-----Original Message-----
From: Xavier Leroy []
Sent: 21 February 2000 17:04
Subject: Re: Portability of applications written in OCAML

Claude Marche asks:

>One idea could be distributing bytecode: is it true the any bytecode
>can be executed on any architecture and OS as soon as the right
>ocamlrun is used? (Even under non unix OSs like Microsoft-Windows or

For MacOS, there are some problems with end-of-line being represented
by different control characters in MacOS and in Unix and Windows.  So,
newlines in program output are broken.

For MacOS and Windows, there is also the fact that file path names are
represented differently.  So, if your program manipulates file names,
even though the Filename module, the bytecode may not work well under
a different OS.

I think the easiest way to distribute an OCaml application is as
sources, plus binaries for a couple of popular architectures
(typically, Linux/Intel and Windows).  Novice users can pick the
binaries, and experienced users should have no problems installing
OCaml for compiling your application.

Gerd Stolpmann wrote:
> My suggestion: Every modern operating system can link libraries
> This is also possible for the parts of the OCaml libraries written in C
> which need to be available in the runtime system.

Right, I have been considering dynamic loading of C libraries as an
alternative to -custom.  This would allow, among other benefits,
dynamic loading of Caml libraries that contain some C code.

There are some portability issues with old or exotic versions of Unix,
but I think it can be made to work under, say, Linux, Solaris,
Digital/Tru64 Unix, and Windows.  There are some issues still to be
resolved, however, such as how to build shared C libraries in a
portable fashion, perhaps by using the GNU libtool package.

> - Only libraries needed for the application are loaded into memory;
>   the memory footprints become much smaller

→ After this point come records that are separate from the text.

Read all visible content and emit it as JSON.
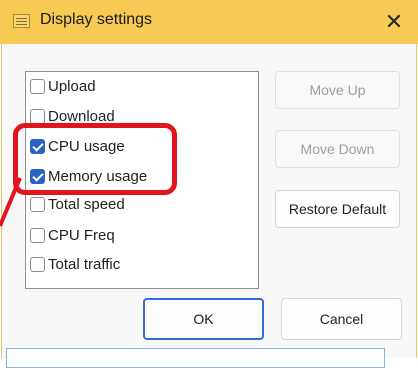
{
  "window": {
    "title": "Display settings",
    "close_label": "✕"
  },
  "list": {
    "items": [
      {
        "label": "Upload",
        "checked": false
      },
      {
        "label": "Download",
        "checked": false
      },
      {
        "label": "CPU usage",
        "checked": true
      },
      {
        "label": "Memory usage",
        "checked": true
      },
      {
        "label": "Total speed",
        "checked": false
      },
      {
        "label": "CPU Freq",
        "checked": false
      },
      {
        "label": "Total traffic",
        "checked": false
      }
    ]
  },
  "side_buttons": {
    "move_up": "Move Up",
    "move_down": "Move Down",
    "restore_default": "Restore Default"
  },
  "footer": {
    "ok": "OK",
    "cancel": "Cancel"
  },
  "colors": {
    "titlebar": "#f8ca53",
    "annotation": "#e2141c",
    "checkbox_checked": "#2b63c4"
  },
  "icons": {
    "app": "settings-window-icon",
    "close": "close-icon"
  }
}
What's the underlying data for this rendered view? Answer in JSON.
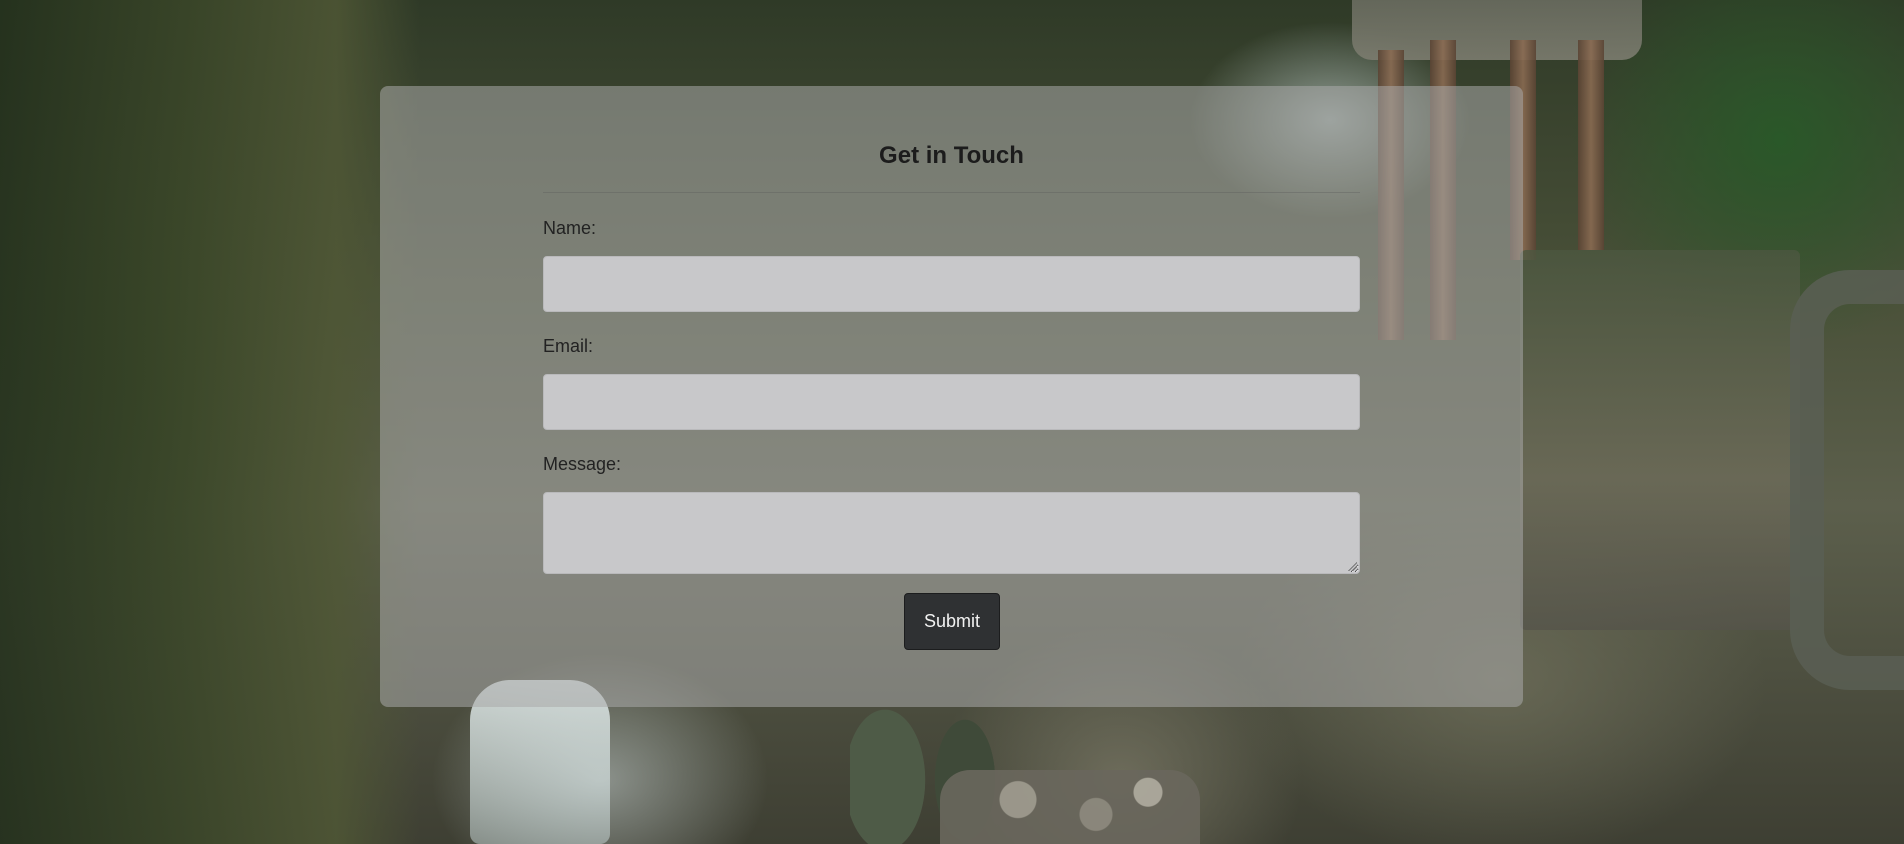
{
  "form": {
    "title": "Get in Touch",
    "fields": {
      "name": {
        "label": "Name:",
        "value": ""
      },
      "email": {
        "label": "Email:",
        "value": ""
      },
      "message": {
        "label": "Message:",
        "value": ""
      }
    },
    "submit_label": "Submit"
  },
  "colors": {
    "card_background": "#aaaaaa",
    "input_background": "#c8c8ca",
    "button_background": "#2f3133",
    "button_text": "#f2f2f2",
    "title_text": "#1c1c1c"
  }
}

Yes and no, because static linking under C is able to remove members
of the .a archive that are not referenced, while dynamic loading
typically loads everything.  But memory footprint of code is not much
of an issue these days.

- Xavier Leroy